“On the first day of a second Trump administration, the president has committed to rolling back every single one of Joe Biden’s job-killing, industry-killing regulations,” said Carla Sands, a Trump adviser and vice-chair of the Center for Energy and Environment at the America First Policy Institute, a conservative think-tank.
She said Trump would work with congressional leaders to curtail what she called the “socialist, big government IRA”, scrap fuel-economy standards for cars and “end the war on American energy” that she linked to higher energy and gas prices.
This would include reopening federal land that has been restricted to oil and gas drilling, added Sands.
David Banks, a former Trump adviser who worked on the administration’s “vision for energy dominance”, said the former president was likely to withdraw from the Paris climate accord again, as he did in 2017. Biden rejoined the agreement on his first day in office.
“In a Trump administration that is almost guaranteed,” Banks said, describing the former president as “a climate sceptic”. “For Trump, it’s more of an economic concern and competitiveness concern.”
With opinion polls showing Trump far ahead of his rivals for the Republican nomination — and recently overtaking Biden in some nationwide polls — conservatives are focusing on developing a coherent suite of policies that could be rolled out rapidly after the election.
Think-tanks such as the Heritage Foundation and America First Policy Institute have drawn up policy blueprints and assembled teams of former officials in the hopes of avoiding a repeat of the chaotic start of Trump’s presidency, which resulted in long delays in appointing essential personnel to implement policy changes.
“You need to have very knowledgeable folks who are ready to go from the get-go,” said Rick Perry, the former Texas governor who served as energy secretary under Trump from 2017 to 2019. “I’m talking about people that will knock on the door of agencies the day after the election and basically start the process, which did not happen in 2016.”
Project 2025, a 920-page conservative policy blueprint by the Heritage Foundation, calls for the elimination of several energy department agencies central to Biden’s climate agenda, including the Loan Programs Office, which is disbursing $400bn to help industries decarbonise, the Office of Energy Efficiency and Renewable Energy and the Clean Energy Corps.

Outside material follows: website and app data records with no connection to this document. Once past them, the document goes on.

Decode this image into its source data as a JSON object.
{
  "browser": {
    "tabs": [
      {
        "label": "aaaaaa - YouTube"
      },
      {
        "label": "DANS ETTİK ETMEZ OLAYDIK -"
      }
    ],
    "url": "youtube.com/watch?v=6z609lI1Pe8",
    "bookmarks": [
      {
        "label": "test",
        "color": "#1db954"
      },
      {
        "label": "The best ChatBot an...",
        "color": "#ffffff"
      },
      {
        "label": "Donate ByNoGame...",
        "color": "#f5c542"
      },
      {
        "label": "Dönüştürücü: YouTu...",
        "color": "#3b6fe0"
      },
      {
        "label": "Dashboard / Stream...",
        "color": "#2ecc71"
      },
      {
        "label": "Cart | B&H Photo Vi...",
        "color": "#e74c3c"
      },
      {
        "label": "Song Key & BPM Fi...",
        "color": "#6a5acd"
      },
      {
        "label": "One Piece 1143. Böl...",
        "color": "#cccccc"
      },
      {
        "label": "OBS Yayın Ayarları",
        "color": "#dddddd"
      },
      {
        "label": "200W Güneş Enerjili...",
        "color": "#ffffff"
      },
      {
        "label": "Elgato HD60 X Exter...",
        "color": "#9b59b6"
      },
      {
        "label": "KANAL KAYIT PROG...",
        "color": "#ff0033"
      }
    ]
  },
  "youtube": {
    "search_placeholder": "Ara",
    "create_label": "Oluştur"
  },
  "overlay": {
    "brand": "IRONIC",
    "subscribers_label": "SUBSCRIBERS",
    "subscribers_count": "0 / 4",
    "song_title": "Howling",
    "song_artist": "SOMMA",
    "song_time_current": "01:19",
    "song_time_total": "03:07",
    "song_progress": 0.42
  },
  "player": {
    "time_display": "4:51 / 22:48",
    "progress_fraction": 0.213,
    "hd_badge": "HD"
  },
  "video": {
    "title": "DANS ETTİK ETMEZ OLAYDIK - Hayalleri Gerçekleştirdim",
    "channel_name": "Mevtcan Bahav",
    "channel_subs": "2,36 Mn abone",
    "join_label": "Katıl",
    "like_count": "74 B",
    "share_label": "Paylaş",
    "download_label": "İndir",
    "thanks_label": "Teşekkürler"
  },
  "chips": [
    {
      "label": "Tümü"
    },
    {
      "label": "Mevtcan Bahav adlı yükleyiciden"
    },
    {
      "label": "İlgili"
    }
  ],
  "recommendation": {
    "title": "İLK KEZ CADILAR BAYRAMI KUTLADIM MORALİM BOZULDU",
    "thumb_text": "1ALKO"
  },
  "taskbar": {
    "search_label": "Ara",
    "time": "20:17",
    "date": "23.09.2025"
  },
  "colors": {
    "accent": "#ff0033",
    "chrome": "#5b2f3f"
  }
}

Trump’s proposed overhaul of climate and energy policy has alarmed Democrats and environmental campaigners.
“Another Trump term would threaten our democracy, slam the brakes on the climate progress we’re making at home and strengthen the hand of climate deniers around the world,” said Kevin Curtis, executive director of the NRDC Action Fund, an environmental advocacy group.
Repealing the IRA would require an act of Congress. The law has won widespread support from industry, with green energy developers hailing it as a transformative effort that will spur investment in new cleantech and renewable energy industries across the US.
Critics, including EU politicians, have argued that its subsidies amount to protectionism and raise energy costs, disrupt global supply chains and exacerbate inflation.
Most project investments under the IRA have been committed to Republican districts in the country.
Dan Brouillette, who succeeded Perry as energy secretary, said Trump could prove more moderate than some activists fear, adding that any incoming Republican president would probably recognise that “good” parts of the IRA should be maintained.
“There are incentives in the IRA to continue the development of nuclear power . . . I would suggest those policies are wholly in line with the Trump policies and I would see them to continue,” he said.
Ammar Moussa, a spokesperson for Biden’s re-election campaign, said US oil production had “hit a record high”, beating levels under Trump.
“If Maga [Make America Great Again] Republicans actually cared about the United States’ energy independence, they would support President Biden’s agenda,” said Moussa.